#### TASK STATEMENT:
Only lines that contain the word "true" belong in the answer; copy them from the records below.

#### DATA SHOWN:
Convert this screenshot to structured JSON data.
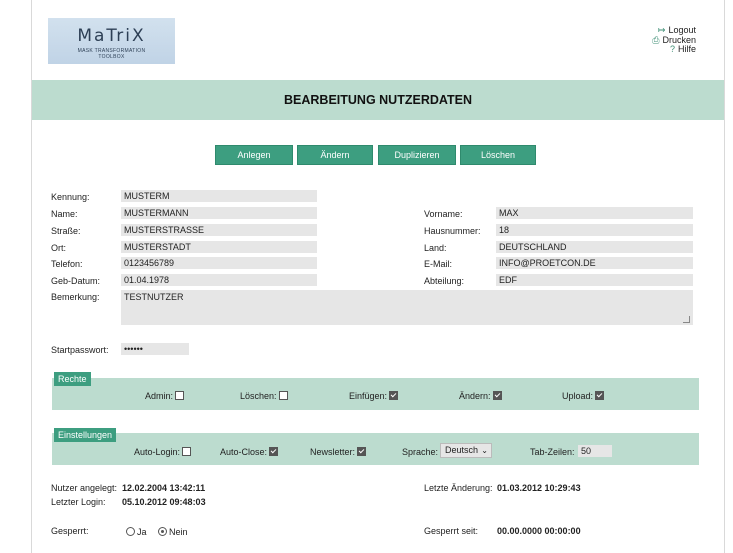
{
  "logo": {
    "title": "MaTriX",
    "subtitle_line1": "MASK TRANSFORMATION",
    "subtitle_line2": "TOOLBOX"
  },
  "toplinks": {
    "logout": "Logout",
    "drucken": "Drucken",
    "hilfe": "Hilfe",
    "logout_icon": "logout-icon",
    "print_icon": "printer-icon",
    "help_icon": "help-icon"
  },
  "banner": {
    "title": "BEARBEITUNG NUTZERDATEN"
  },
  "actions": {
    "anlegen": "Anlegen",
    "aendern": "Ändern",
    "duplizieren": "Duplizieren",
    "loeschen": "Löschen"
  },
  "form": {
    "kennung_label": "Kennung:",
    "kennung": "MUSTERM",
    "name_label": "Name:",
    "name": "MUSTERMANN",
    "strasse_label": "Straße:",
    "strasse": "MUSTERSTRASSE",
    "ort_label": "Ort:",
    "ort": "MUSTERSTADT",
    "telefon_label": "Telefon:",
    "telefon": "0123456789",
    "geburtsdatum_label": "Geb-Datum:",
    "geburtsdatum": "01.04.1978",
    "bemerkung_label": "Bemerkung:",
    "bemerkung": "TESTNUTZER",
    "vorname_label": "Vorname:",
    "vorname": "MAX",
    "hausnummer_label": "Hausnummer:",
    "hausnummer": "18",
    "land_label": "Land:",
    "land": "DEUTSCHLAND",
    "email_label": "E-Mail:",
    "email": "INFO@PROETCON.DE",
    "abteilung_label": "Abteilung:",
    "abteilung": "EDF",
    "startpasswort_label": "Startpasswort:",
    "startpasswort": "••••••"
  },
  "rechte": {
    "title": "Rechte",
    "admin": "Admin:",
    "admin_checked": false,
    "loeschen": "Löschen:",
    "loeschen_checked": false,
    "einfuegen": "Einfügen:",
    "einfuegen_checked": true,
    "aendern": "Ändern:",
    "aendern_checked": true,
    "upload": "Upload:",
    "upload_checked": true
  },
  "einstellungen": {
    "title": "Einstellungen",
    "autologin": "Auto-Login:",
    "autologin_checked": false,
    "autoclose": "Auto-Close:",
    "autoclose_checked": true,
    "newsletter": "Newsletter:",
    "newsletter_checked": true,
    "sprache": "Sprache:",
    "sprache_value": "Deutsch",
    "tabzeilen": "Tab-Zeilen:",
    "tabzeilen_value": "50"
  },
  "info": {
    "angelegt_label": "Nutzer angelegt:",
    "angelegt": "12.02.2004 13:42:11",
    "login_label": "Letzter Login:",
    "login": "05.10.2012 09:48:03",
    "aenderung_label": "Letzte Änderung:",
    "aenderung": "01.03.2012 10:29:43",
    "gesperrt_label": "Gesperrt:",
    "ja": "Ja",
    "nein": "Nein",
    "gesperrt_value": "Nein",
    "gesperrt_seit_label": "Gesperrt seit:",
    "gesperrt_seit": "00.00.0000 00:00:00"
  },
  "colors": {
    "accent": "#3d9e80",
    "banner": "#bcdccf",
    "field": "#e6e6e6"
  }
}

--

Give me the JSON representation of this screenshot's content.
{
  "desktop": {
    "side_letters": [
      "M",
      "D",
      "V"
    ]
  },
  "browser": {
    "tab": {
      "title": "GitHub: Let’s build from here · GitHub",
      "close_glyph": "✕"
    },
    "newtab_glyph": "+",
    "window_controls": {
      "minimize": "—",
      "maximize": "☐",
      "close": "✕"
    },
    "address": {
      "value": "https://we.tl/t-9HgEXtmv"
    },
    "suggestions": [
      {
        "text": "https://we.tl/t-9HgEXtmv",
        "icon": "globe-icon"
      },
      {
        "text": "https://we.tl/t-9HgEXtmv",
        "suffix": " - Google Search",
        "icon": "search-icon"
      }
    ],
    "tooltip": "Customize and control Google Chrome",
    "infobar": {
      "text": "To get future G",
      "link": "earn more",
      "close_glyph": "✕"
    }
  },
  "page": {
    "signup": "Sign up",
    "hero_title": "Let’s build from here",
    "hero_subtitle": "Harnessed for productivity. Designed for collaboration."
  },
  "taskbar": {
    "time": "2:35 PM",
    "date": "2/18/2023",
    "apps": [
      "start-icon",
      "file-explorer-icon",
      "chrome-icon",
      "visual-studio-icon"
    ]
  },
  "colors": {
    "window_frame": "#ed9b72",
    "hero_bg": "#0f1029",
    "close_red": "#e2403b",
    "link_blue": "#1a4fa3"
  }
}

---

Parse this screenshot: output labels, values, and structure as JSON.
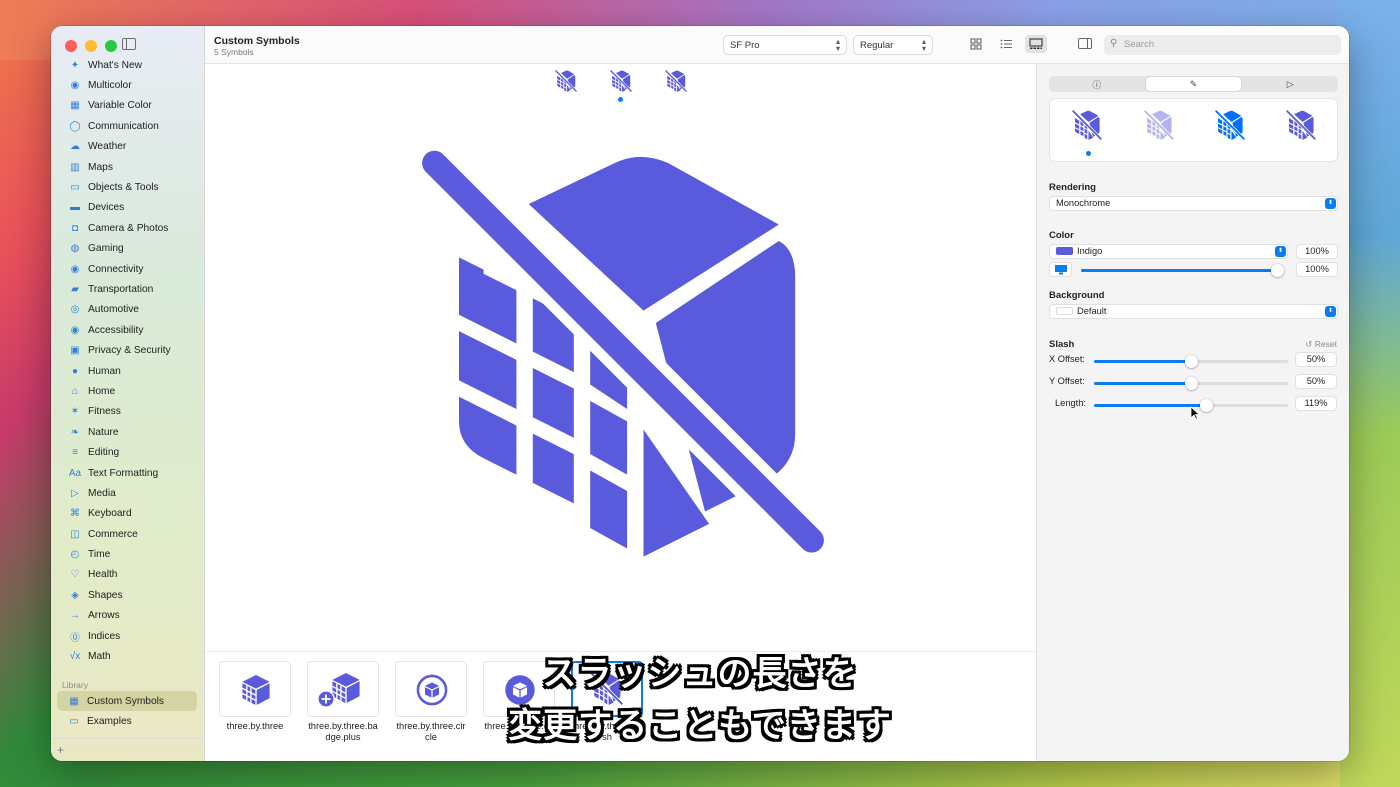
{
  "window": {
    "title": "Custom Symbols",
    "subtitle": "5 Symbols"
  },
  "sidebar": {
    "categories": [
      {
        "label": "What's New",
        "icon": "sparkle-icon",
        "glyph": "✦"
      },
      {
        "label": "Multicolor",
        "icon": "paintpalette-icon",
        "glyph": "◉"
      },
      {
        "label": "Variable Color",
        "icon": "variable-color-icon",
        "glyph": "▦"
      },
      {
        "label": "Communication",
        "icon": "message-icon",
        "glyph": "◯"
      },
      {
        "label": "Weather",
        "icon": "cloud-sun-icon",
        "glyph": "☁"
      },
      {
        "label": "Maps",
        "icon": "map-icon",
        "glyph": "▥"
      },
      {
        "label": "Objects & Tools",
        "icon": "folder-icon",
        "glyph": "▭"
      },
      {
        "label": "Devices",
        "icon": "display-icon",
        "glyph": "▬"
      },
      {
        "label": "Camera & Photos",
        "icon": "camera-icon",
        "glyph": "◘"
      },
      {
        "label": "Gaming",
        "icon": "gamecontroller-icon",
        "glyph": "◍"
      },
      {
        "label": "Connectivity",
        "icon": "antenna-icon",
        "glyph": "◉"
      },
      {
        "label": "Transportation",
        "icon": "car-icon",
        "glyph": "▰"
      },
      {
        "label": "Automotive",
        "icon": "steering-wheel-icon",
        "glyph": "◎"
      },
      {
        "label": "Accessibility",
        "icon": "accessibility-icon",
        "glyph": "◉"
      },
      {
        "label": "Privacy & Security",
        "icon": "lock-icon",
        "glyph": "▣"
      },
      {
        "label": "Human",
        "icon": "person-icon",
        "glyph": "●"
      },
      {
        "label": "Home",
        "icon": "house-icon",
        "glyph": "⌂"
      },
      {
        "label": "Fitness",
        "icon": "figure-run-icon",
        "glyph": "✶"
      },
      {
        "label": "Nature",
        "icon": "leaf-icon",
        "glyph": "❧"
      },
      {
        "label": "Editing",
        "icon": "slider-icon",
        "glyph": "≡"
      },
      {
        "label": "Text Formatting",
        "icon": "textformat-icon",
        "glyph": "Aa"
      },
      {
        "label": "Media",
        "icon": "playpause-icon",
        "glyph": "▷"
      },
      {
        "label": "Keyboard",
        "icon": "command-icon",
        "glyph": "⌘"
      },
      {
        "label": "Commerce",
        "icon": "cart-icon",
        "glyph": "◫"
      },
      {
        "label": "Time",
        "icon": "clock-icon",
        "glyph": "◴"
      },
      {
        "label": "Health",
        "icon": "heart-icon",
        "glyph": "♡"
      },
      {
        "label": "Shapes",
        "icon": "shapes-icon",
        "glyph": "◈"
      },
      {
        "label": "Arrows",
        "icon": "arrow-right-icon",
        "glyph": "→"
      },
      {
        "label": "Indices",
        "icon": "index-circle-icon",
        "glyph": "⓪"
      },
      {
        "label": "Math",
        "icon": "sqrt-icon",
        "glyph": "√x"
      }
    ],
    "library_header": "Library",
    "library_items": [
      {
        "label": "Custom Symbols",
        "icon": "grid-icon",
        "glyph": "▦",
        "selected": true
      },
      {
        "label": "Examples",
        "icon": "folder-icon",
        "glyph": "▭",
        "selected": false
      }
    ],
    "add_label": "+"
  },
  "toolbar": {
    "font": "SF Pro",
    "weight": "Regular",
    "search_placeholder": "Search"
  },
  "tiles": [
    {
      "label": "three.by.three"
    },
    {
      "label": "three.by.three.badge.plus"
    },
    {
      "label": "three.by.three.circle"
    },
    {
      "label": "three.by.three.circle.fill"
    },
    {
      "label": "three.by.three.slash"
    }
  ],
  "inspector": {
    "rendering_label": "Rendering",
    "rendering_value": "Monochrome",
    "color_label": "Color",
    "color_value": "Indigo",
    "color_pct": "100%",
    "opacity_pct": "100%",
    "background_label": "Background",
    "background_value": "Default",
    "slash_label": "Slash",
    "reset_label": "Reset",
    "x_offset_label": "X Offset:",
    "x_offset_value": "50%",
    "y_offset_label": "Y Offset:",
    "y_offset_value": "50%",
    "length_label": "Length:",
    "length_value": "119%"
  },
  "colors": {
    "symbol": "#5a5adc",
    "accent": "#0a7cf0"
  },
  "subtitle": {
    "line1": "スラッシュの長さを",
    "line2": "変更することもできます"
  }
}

#### RESULT:
    "einfuegen_checked": true,
    "aendern_checked": true,
    "upload_checked": true
    "autoclose_checked": true,
    "newsletter_checked": true,
        "selected": true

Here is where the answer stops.